Finally, as you leave the overlook and continue on the trail, you get a break! After 1,200 feet of elevation gain, you finally get a chance to start downhill. The trail drops about 350 feet over the next half mile to the Gudy Gaskill Loop Trail. Gudy Gaskill was the first female president of the Colorado Mountain Club in 1977. Many consider her the person who not only made sure the Colorado Trail was built, she also recruited the volunteers and led the trail-building effort.
Now you have two options -- take the Gudy Gaskill Loop 2.5 miles or stay on the main Beaver Brook Trail 0.75 miles to the next trail split. Signs here tell hikers there’s a Clear Creek Overlook on the loop there. There is, and it’s nice, but not as nice as that last overlook at the 5.5 mile sign. While I have hiked the loop, and the overlook is a nice spot for lunch and a break, on this hike, we decided to stay on the main trail.
Finally, the trail became a lot easier. The ups and downs were smaller. We were hiking through the forest, with occasional meadows and scenic views. It was a pleasant section without all the hard work of the first few miles.
As you get about 2.5 miles from the end, the trail winds in and out of several canyons. Some have small water crossings, but most are dry. At a spot about 6.5 miles in, you will have to cross the water on some downed trees or walk through the water. This is actually one of my favorite spots because there’s a small waterfall/cascade here.
As you get closer to the Windy Saddle Trailhead, expect some rock scrambling. The trail can be a bit hard to follow at times through the rocks, but just look ahead to see the next section of trail, then go the best way. There are also two scree fields that you’ll have to cross. The scree fields aren’t tough, but when you’re tired, you have to watch your footing.

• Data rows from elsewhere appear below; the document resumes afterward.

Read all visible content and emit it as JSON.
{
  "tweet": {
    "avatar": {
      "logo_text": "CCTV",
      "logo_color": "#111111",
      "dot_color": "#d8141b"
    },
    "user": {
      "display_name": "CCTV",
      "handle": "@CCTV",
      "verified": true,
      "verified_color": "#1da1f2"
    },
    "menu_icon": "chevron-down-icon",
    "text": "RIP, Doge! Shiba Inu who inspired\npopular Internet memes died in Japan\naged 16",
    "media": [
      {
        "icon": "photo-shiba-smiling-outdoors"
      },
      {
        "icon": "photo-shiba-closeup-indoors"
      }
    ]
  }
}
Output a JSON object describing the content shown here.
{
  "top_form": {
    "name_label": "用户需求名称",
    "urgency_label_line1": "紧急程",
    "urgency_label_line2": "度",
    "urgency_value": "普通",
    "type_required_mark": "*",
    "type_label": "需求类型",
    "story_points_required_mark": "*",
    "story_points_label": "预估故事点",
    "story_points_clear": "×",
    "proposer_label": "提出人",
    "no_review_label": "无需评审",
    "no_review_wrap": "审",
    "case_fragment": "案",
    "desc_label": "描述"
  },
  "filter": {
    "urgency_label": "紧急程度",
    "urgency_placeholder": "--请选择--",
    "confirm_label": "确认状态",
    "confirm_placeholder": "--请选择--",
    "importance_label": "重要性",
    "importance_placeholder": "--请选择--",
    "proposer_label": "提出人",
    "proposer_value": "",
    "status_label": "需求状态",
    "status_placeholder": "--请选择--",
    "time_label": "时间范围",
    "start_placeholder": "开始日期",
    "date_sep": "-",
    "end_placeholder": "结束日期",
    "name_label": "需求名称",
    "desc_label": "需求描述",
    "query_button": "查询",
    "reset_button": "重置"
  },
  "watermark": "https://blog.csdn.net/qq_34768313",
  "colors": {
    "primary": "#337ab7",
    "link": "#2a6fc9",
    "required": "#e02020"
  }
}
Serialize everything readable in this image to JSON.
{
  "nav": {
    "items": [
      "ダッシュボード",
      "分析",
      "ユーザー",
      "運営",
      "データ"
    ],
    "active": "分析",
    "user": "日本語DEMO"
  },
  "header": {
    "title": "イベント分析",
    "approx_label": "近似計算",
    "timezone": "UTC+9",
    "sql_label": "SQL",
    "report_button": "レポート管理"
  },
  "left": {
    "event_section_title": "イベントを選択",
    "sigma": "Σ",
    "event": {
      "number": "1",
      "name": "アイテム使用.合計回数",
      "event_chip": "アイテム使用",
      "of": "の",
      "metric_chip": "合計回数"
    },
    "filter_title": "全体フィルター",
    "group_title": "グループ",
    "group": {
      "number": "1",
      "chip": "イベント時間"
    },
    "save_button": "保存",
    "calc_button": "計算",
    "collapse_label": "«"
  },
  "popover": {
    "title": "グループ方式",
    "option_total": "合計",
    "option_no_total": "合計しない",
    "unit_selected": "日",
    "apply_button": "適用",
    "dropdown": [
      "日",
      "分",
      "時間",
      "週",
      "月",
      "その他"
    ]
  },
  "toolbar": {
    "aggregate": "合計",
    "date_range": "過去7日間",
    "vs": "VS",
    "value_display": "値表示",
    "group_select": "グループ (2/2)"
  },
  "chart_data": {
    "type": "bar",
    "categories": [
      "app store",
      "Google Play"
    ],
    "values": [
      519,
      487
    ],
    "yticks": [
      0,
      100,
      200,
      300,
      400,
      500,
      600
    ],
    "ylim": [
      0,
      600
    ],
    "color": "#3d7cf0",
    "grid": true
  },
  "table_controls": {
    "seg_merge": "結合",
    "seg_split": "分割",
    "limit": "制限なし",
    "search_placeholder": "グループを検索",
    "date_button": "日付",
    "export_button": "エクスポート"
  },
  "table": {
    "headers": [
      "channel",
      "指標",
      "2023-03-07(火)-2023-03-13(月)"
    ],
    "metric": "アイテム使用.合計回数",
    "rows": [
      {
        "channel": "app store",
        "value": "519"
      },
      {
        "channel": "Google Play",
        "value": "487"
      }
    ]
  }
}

At 8.25 miles, we came to the last trail split with the Lookout Mountain Trail. From here, it’s just another quarter mile to your car at the Windy Saddle parking lot!
If you don’t have a shuttle vehicle, get the scoop on hiking a long loop from the west trailhead, a short loop using the Chavez Trail on the west side or the east trailhead starting at Lookout Mountain. Find more hikes in Golden and across the state in this article of 200+ hikes in Colorado. Don't miss any of my trip reports, sign up for an email alert by clicking on subscribe at the top of this page and follow me on Facebook.
Details: the hike from the Stapleton Drive/Chief Hosa/Genesee Park/Braille Nature Trail trailhead to Windy Saddle is about 8.5 miles with 2,000 feet of elevation gain with all the ups and downs.
Directions to Windy Saddle: From U.S. 6 in Golden, take 19th Street/Lookout Mountain Road west 3.4 miles to the Windy Saddle parking lot.
From the Windy Saddle parking lot, you’ll need to take another vehicle to the west trailhead. Turn right out of the Windy Saddle parking lot and follow Lookout Mountain Road about 4.3 miles to U.S. 40. Turn right and follow the road 1.2 to I-70. Take I-70 west to exit 253/Chief Hosa. At the off-ramp stop sign, turn right. Then take a quick right on Stapleton Drive, a bumpy dirt road. Take Stapleton Drive about one mile to the trailhead. There are about eight parking spots here.